Following those attacks, Bush was determined to prevent anything like it from happening in the future. “On 11 September, 2001, America felt its vulnerability,” Bush observed months before ordering the assault on Iraq. “We resolved then, and we are resolved today, to confront every threat, from any source, that could bring sudden terror and suffering to America. … Facing clear evidence of peril, we cannot wait for the final proof—the smoking gun—that could come in the form of a mushroom cloud.” This was the intellectual framework for a war unlike any the United States had fought in the past. The mere prospect of its enemies striking first was now sufficient justification for America to take the opening shot instead.
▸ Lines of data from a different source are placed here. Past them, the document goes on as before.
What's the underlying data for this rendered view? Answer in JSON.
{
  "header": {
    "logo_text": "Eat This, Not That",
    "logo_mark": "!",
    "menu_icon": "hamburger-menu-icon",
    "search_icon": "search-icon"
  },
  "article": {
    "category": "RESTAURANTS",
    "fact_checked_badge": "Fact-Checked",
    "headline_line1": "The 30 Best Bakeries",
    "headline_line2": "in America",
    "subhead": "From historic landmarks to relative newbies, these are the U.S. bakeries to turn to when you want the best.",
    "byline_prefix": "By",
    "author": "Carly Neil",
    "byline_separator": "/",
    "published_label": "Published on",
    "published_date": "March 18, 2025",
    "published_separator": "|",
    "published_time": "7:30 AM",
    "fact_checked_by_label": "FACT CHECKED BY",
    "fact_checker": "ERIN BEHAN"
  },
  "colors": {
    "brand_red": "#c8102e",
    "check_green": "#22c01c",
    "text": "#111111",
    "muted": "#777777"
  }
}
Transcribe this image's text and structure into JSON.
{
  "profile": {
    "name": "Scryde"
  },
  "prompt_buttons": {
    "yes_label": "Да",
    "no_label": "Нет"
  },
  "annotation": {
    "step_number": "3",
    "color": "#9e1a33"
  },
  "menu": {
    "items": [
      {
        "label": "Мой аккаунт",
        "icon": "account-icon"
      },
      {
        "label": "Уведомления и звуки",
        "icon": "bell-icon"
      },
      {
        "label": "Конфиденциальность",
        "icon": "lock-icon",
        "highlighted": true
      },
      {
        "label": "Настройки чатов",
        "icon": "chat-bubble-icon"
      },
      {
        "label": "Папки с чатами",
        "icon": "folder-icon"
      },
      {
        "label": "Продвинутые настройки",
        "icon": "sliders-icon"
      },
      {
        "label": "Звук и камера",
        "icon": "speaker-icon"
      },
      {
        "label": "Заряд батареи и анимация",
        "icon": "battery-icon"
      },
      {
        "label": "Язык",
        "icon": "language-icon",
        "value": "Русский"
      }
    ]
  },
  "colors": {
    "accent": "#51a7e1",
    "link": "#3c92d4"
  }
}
Among the problems with not waiting for the smoking gun, however, is that any conflict initiated to avert it relies on conjecture and the fallibility of human reasoning. Even as the Bush administration warned of mushroom clouds stemming from Iraq, which had no nuclear-weapons program, it downplayed the threat from North Korea, which had just disclosed a secret nuclear-weapons program. The Kim regime could be contained and deterred through diplomacy and economic pressure, officials argued.
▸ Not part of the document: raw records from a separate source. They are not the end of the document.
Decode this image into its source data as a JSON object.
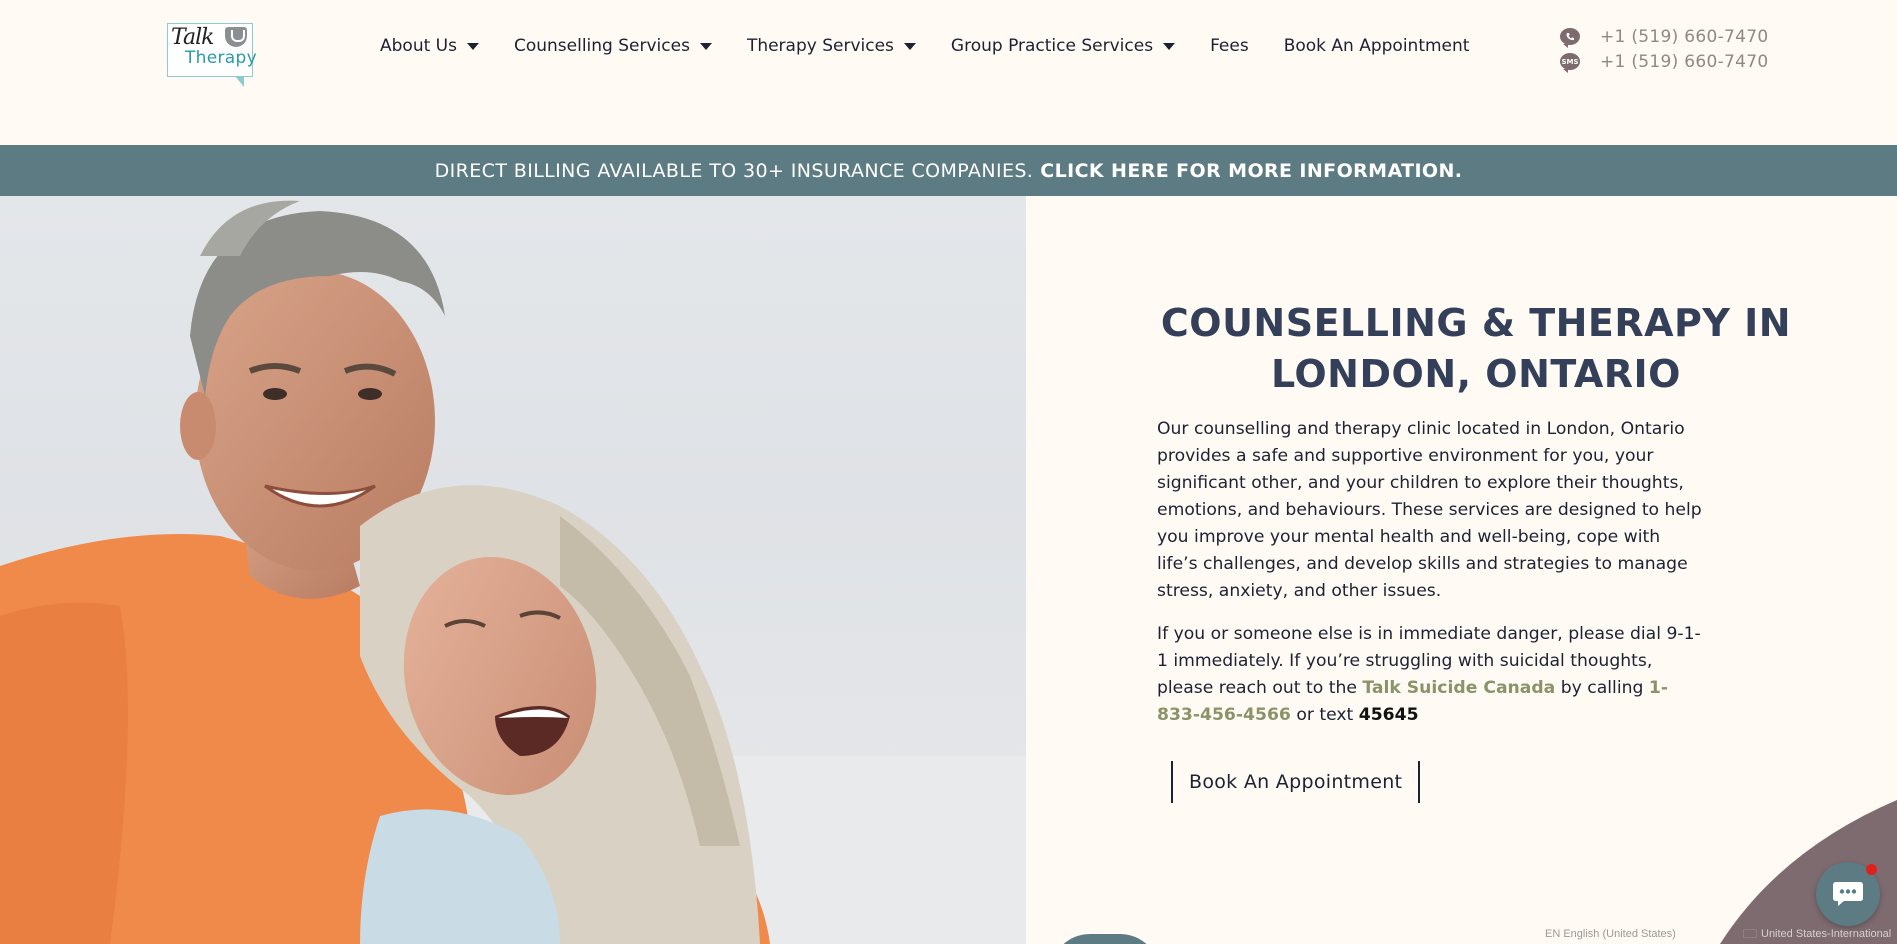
{
  "logo": {
    "line1": "Talk",
    "line2": "Therapy"
  },
  "nav": {
    "items": [
      {
        "label": "About Us",
        "dropdown": true
      },
      {
        "label": "Counselling Services",
        "dropdown": true
      },
      {
        "label": "Therapy Services",
        "dropdown": true
      },
      {
        "label": "Group Practice Services",
        "dropdown": true
      },
      {
        "label": "Fees",
        "dropdown": false
      },
      {
        "label": "Book An Appointment",
        "dropdown": false
      }
    ]
  },
  "contact": {
    "phone": {
      "icon": "phone-icon",
      "text": "+1 (519) 660-7470"
    },
    "sms": {
      "icon": "sms-icon",
      "icon_text": "SMS",
      "text": "+1 (519) 660-7470"
    }
  },
  "banner": {
    "text": "DIRECT BILLING AVAILABLE TO 30+ INSURANCE COMPANIES.",
    "link": "CLICK HERE FOR MORE INFORMATION."
  },
  "hero": {
    "title": "COUNSELLING & THERAPY IN LONDON, ONTARIO",
    "paragraph1": "Our counselling and therapy clinic located in London, Ontario provides a safe and supportive environment for you, your significant other, and your children to explore their thoughts, emotions, and behaviours. These services are designed to help you improve your mental health and well-being, cope with life’s challenges, and develop skills and strategies to manage stress, anxiety, and other issues.",
    "paragraph2": {
      "before": "If you or someone else is in immediate danger, please dial 9-1-1 immediately. If you’re struggling with suicidal thoughts, please reach out to the ",
      "link_org": "Talk Suicide Canada",
      "middle": " by calling ",
      "link_phone": "1-833-456-4566",
      "after": " or text ",
      "text_number": "45645"
    },
    "button": "Book An Appointment"
  },
  "language_bar": {
    "left": "EN English (United States)",
    "right": "United States-International"
  },
  "colors": {
    "background": "#fffaf3",
    "banner": "#5c7b83",
    "title": "#344059",
    "link_green": "#8a9468",
    "accent_mauve": "#7d6b70",
    "chat_badge": "#e0201b"
  }
}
North Korea’s nuclear arsenal has since grown far more sophisticated, to the point where the United States is now in its crosshairs, and it now has a brash new leader. But it’s still worth keeping in mind that if the Trump administration were to launch a preventive war against the Kim regime, it would be based on an assessment of its adversary that is fundamentally at odds with the conclusion the Bush administration reached 15 years ago. Bush, too, confronted the specter of a North Korea armed with chemical, biological, and nuclear weapons. And in that case, he did not choose war.